Most business students apply for their specific program in the spring of sophomore year, and a 3.4 in your first two years will guarantee that you are admitted to your first choice concentration. The largest program is general business administration; concentrations such as entrepreneurship and supply chain management have been added recently in response to the demands of the job market. The International business concentration is a joint program with the College of Asrt & Sciences, and because it requires a foreign language and study abroad, students tend to take longer than four years to complete it. Through Mizzou’s International trade center, students work for locally-based companies that are looking to do business internationally.
The five-year accountancy program prepares students to sit for the accountancy exam. Students leave with both a BAcc and an MAcc; this is the toughest program within the College of Business.
Mizzou’s School of Journalism
The University of Missouri School of Journalism is top-notch. Students come from all over the world to study all facets of written and broadcast communication here. The “Missouri Method,” which emphasizes real-world experience integrated into students’ education, started in the J-school and has expanded to inform most of the academic disciplines here. Mizzou’s Journalism complex is first-rate, and all students produce some type of sample work during their time here (for example, documentary students produce an actual documentary, many of which are shown at a local annual film festival; print journalism students have the option of working at the Columbia Missourian, which is across the street from the main entrance to campus and which is the actual local hometown newspaper).

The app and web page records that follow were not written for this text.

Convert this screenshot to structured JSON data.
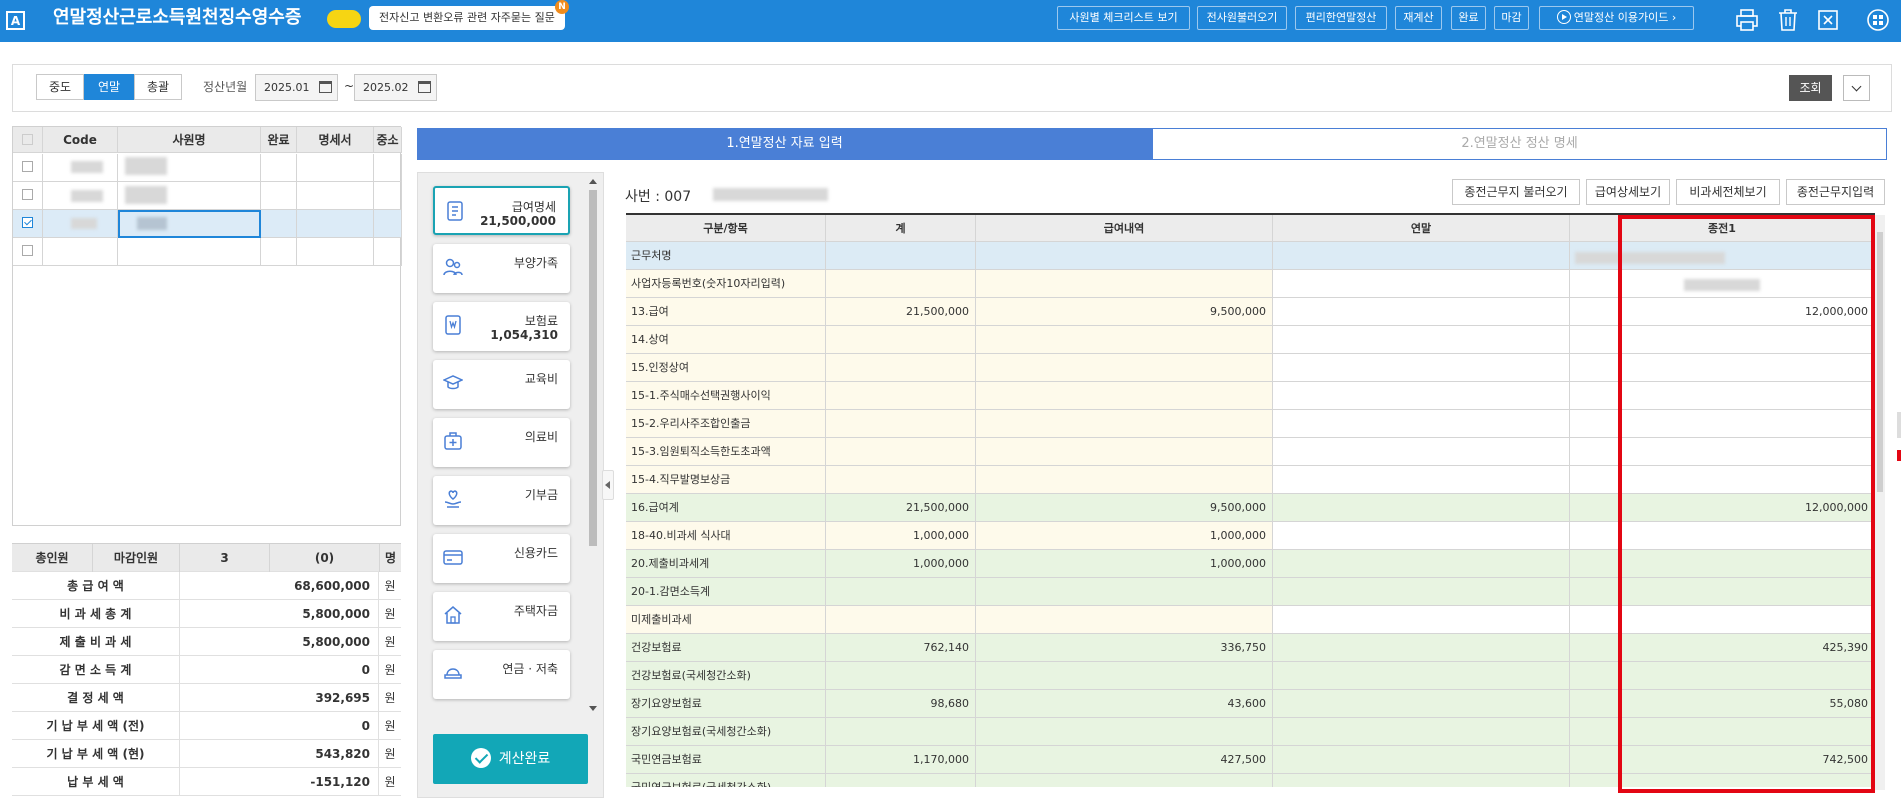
{
  "app": {
    "title": "연말정산근로소득원천징수영수증",
    "notice": "전자신고 변환오류 관련 자주묻는 질문",
    "notice_badge": "N",
    "logo": "A"
  },
  "toolbar": {
    "checklist": "사원별 체크리스트 보기",
    "load_all": "전사원불러오기",
    "easy_settlement": "편리한연말정산",
    "recalc": "재계산",
    "complete": "완료",
    "close": "마감",
    "guide": "연말정산 이용가이드 ›"
  },
  "filter": {
    "modes": [
      "중도",
      "연말",
      "총괄"
    ],
    "active_mode": "연말",
    "period_label": "정산년월",
    "from": "2025.01",
    "tilde": "~",
    "to": "2025.02",
    "search": "조회"
  },
  "employee_grid": {
    "headers": [
      "Code",
      "사원명",
      "완료",
      "명세서",
      "중소"
    ],
    "rows": [
      {
        "checked": false,
        "selected": false
      },
      {
        "checked": false,
        "selected": false
      },
      {
        "checked": true,
        "selected": true
      },
      {
        "checked": false,
        "selected": false
      }
    ]
  },
  "summary": {
    "header": {
      "total_label": "총인원",
      "closed_label": "마감인원",
      "count": "3",
      "closed": "(0)",
      "unit": "명"
    },
    "rows": [
      {
        "label": "총 급 여 액",
        "value": "68,600,000",
        "unit": "원"
      },
      {
        "label": "비 과 세 총 계",
        "value": "5,800,000",
        "unit": "원"
      },
      {
        "label": "제 출 비 과 세",
        "value": "5,800,000",
        "unit": "원"
      },
      {
        "label": "감 면 소 득 계",
        "value": "0",
        "unit": "원"
      },
      {
        "label": "결 정 세 액",
        "value": "392,695",
        "unit": "원"
      },
      {
        "label": "기 납 부 세 액 (전)",
        "value": "0",
        "unit": "원"
      },
      {
        "label": "기 납 부 세 액 (현)",
        "value": "543,820",
        "unit": "원"
      },
      {
        "label": "납 부 세 액",
        "value": "-151,120",
        "unit": "원"
      }
    ]
  },
  "tabs": {
    "input": "1.연말정산 자료 입력",
    "detail": "2.연말정산 정산 명세"
  },
  "categories": [
    {
      "label": "급여명세",
      "value": "21,500,000",
      "icon": "payslip-icon",
      "active": true
    },
    {
      "label": "부양가족",
      "value": "",
      "icon": "family-icon",
      "active": false
    },
    {
      "label": "보험료",
      "value": "1,054,310",
      "icon": "insurance-icon",
      "active": false
    },
    {
      "label": "교육비",
      "value": "",
      "icon": "education-icon",
      "active": false
    },
    {
      "label": "의료비",
      "value": "",
      "icon": "medical-icon",
      "active": false
    },
    {
      "label": "기부금",
      "value": "",
      "icon": "donation-icon",
      "active": false
    },
    {
      "label": "신용카드",
      "value": "",
      "icon": "credit-card-icon",
      "active": false
    },
    {
      "label": "주택자금",
      "value": "",
      "icon": "house-icon",
      "active": false
    },
    {
      "label": "연금 · 저축",
      "value": "",
      "icon": "pension-icon",
      "active": false
    }
  ],
  "calc_button": "계산완료",
  "detail": {
    "employee_label": "사번 : 007",
    "actions": [
      "종전근무지 불러오기",
      "급여상세보기",
      "비과세전체보기",
      "종전근무지입력"
    ],
    "headers": [
      "구분/항목",
      "계",
      "급여내역",
      "연말",
      "종전1"
    ],
    "rows": [
      {
        "label": "근무처명",
        "total": "",
        "pay": "",
        "year_end": "",
        "prev": ""
      },
      {
        "label": "사업자등록번호(숫자10자리입력)",
        "total": "",
        "pay": "",
        "year_end": "",
        "prev": ""
      },
      {
        "label": "13.급여",
        "total": "21,500,000",
        "pay": "9,500,000",
        "year_end": "",
        "prev": "12,000,000"
      },
      {
        "label": "14.상여",
        "total": "",
        "pay": "",
        "year_end": "",
        "prev": ""
      },
      {
        "label": "15.인정상여",
        "total": "",
        "pay": "",
        "year_end": "",
        "prev": ""
      },
      {
        "label": "15-1.주식매수선택권행사이익",
        "total": "",
        "pay": "",
        "year_end": "",
        "prev": ""
      },
      {
        "label": "15-2.우리사주조합인출금",
        "total": "",
        "pay": "",
        "year_end": "",
        "prev": ""
      },
      {
        "label": "15-3.임원퇴직소득한도초과액",
        "total": "",
        "pay": "",
        "year_end": "",
        "prev": ""
      },
      {
        "label": "15-4.직무발명보상금",
        "total": "",
        "pay": "",
        "year_end": "",
        "prev": ""
      },
      {
        "label": "16.급여계",
        "total": "21,500,000",
        "pay": "9,500,000",
        "year_end": "",
        "prev": "12,000,000"
      },
      {
        "label": "18-40.비과세 식사대",
        "total": "1,000,000",
        "pay": "1,000,000",
        "year_end": "",
        "prev": ""
      },
      {
        "label": "20.제출비과세계",
        "total": "1,000,000",
        "pay": "1,000,000",
        "year_end": "",
        "prev": ""
      },
      {
        "label": "20-1.감면소득계",
        "total": "",
        "pay": "",
        "year_end": "",
        "prev": ""
      },
      {
        "label": "미제출비과세",
        "total": "",
        "pay": "",
        "year_end": "",
        "prev": ""
      },
      {
        "label": "건강보험료",
        "total": "762,140",
        "pay": "336,750",
        "year_end": "",
        "prev": "425,390"
      },
      {
        "label": "건강보험료(국세청간소화)",
        "total": "",
        "pay": "",
        "year_end": "",
        "prev": ""
      },
      {
        "label": "장기요양보험료",
        "total": "98,680",
        "pay": "43,600",
        "year_end": "",
        "prev": "55,080"
      },
      {
        "label": "장기요양보험료(국세청간소화)",
        "total": "",
        "pay": "",
        "year_end": "",
        "prev": ""
      },
      {
        "label": "국민연금보험료",
        "total": "1,170,000",
        "pay": "427,500",
        "year_end": "",
        "prev": "742,500"
      },
      {
        "label": "국민연금보험료(국세청간소화)",
        "total": "",
        "pay": "",
        "year_end": "",
        "prev": ""
      }
    ]
  },
  "colors": {
    "topbar": "#1f86d9",
    "tab_active": "#4a7fd6",
    "calc": "#12a7b7",
    "highlight": "#e30613",
    "row_yellow": "#fefaeb",
    "row_green": "#e8f4e1",
    "row_blue": "#dcebf5"
  }
}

The Honors College at Mizzou is another smaller community within this large environment; the 1700 Honors College students represent less than the top 10% here. The vast majority joined as incoming freshmen, but it’s possible to be admitted to Honors once on campus. There is a separate application, and the minimum ACT score is 29.
Honors College students earn scholarship money, and have access to priority registration, smaller honors sections of larger courses, special (and interesting!) courses that aren’t available to non-Honors students, and dedicated advising to direct students to experiential learning opportunities both on and off campus. Finally, Honors students enjoy suite-style housing in the recently-renovated Mark Twain dorm (lots of things in Missouri are named after one of the state’s favorite sons!).
Admission to Mizzou
Now a member of the Common Application, Mizzou’s admission process is fairly straightforward. The admissions office looks strictly at your GPA and test scores. They will recalculate your GPA using only academic courses, and the more core academic courses you take, the better. There are no essays or letters of recommendation required.
Mizzou has great merit scholarships! They aren’t stackable, so they’ll give you the highest award for which you qualify. Missouri is one state in which it’s easy to transition to being an in-state resident, which brings tuition costs down significantly. In fact, there’s actually even an office to help students through this process!
Apply early – the application is simple and their rolling admission process will give you a swift decision.
Mizzou – Summary
Mizzou is one of those schools that ‘has it all:’ a big, beautiful campus that feels like college, sports in the SEC conference, a student body with both a sense of spirit and community, and strong academics focused on preparing you to succeed in the working world. The California student I met with on campus, a journalism major, felt that attending Mizzou was the best choice he could have made.
Evelyn visited Mizzou in February, 2018, and you can scroll through all her campus photos below.